PROBLEM DETAILS
Among the entries, which lines carry the string "action"? Copy each of them.

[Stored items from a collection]
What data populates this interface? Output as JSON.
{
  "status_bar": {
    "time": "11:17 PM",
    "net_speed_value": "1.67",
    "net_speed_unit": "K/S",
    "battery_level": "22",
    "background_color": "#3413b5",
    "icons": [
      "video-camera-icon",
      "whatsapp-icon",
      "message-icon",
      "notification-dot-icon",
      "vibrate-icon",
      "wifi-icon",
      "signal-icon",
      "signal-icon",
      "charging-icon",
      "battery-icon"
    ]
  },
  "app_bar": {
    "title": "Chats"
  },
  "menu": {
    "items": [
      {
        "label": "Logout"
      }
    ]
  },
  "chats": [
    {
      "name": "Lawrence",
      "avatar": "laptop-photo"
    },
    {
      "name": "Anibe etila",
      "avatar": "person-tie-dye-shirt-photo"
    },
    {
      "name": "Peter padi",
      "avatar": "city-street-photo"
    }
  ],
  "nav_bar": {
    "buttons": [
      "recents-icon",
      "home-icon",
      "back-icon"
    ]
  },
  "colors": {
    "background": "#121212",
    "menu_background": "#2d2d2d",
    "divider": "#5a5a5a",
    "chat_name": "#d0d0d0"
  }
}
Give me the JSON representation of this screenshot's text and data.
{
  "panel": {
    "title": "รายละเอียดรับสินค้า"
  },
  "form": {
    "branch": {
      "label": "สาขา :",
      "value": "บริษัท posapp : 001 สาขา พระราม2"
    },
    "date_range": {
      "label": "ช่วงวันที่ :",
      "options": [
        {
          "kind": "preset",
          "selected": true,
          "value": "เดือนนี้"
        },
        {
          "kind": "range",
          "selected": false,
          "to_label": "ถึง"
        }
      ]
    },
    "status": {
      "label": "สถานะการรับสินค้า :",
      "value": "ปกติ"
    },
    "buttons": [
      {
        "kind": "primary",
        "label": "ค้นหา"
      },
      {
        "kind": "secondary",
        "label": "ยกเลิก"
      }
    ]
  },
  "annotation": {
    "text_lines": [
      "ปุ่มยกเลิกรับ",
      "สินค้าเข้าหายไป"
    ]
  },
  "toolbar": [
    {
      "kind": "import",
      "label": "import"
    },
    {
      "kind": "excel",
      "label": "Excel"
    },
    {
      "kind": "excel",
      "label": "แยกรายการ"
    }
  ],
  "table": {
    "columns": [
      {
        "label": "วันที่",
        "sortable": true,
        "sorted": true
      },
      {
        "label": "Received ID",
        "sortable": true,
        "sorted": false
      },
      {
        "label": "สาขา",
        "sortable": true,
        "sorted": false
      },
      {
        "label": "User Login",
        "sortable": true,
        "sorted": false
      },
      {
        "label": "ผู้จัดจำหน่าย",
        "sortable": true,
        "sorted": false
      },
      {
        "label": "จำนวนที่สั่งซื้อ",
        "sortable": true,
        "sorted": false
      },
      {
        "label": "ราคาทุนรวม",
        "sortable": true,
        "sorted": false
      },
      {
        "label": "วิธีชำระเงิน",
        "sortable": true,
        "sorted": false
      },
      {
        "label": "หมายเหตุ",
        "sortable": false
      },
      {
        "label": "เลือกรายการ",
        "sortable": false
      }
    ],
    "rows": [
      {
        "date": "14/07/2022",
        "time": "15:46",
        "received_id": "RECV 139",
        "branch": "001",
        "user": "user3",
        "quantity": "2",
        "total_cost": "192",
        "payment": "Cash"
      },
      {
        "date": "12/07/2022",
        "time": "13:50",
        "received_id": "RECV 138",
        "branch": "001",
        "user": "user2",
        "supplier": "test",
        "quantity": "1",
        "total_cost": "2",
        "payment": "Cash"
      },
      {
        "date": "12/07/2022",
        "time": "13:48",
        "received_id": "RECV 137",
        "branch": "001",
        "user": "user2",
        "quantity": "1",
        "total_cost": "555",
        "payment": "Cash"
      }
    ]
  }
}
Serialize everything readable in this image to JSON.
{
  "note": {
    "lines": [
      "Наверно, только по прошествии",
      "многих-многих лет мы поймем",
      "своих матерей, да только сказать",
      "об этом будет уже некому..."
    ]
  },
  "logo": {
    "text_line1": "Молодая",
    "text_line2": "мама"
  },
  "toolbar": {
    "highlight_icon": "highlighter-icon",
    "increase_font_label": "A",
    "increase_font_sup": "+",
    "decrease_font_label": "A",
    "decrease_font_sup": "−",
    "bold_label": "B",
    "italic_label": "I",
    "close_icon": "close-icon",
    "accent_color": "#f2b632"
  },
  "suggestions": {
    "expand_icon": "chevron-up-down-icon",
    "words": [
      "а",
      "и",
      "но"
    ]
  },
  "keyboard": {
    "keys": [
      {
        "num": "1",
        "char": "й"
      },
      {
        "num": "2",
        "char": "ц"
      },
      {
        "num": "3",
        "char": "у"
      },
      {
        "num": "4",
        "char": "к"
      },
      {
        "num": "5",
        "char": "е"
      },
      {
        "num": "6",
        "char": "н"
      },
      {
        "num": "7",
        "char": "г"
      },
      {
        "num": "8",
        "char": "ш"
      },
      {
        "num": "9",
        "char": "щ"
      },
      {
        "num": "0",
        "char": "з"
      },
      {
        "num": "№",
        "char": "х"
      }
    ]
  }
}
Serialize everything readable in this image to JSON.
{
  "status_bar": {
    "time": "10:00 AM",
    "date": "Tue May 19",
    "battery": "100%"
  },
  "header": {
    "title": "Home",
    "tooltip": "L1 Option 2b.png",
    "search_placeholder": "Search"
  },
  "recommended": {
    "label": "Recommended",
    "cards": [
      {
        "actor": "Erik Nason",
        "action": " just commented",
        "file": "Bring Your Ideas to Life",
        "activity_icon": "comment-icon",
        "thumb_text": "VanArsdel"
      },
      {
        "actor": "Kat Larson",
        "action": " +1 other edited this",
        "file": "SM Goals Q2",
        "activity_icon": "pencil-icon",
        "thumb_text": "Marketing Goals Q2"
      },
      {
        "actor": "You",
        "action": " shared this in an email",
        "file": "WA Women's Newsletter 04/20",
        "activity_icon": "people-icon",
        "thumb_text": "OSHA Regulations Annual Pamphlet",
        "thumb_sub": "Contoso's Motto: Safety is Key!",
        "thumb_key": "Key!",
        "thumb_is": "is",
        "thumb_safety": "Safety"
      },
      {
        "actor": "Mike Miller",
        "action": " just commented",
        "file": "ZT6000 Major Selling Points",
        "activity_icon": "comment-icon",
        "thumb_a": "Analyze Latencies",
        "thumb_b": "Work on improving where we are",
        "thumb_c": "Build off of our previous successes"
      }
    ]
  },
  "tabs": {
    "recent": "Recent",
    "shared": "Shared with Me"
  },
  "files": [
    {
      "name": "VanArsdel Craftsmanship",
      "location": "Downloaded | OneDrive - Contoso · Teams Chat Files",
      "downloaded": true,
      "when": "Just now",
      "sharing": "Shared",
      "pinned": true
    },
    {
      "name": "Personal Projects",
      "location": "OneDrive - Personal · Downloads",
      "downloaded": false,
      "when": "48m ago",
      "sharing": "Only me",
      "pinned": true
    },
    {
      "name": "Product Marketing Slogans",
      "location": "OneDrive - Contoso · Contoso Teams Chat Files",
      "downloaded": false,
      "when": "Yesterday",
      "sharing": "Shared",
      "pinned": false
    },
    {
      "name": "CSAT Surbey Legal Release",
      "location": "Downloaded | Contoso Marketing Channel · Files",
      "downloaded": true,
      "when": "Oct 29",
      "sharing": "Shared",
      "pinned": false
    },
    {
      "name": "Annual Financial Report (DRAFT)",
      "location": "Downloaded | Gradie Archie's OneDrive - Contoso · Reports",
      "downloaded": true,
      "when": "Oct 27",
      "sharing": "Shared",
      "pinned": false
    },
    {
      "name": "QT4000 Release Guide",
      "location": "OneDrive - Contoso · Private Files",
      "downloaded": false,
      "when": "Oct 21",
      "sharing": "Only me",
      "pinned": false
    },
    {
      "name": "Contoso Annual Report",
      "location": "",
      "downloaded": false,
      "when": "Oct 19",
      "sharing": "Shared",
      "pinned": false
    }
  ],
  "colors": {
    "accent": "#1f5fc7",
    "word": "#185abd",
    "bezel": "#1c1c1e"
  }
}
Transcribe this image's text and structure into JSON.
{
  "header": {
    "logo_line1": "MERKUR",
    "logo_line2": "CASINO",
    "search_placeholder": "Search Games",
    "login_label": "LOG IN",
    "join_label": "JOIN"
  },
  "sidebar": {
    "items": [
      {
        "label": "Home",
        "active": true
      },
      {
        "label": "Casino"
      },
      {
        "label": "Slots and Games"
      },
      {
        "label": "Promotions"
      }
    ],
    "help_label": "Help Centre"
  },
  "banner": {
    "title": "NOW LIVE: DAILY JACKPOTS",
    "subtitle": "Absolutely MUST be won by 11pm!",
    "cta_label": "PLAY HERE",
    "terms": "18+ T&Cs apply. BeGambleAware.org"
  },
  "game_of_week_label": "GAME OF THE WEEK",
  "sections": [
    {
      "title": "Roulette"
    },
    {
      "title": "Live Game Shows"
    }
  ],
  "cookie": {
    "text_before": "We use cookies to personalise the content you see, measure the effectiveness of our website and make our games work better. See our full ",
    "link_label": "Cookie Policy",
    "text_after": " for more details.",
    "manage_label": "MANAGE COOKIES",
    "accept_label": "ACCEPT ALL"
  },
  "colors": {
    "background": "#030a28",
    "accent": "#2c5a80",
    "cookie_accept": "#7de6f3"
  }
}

FINISHED TASK
        "action": " just commented",
        "action": " +1 other edited this",
        "action": " shared this in an email",
        "action": " just commented",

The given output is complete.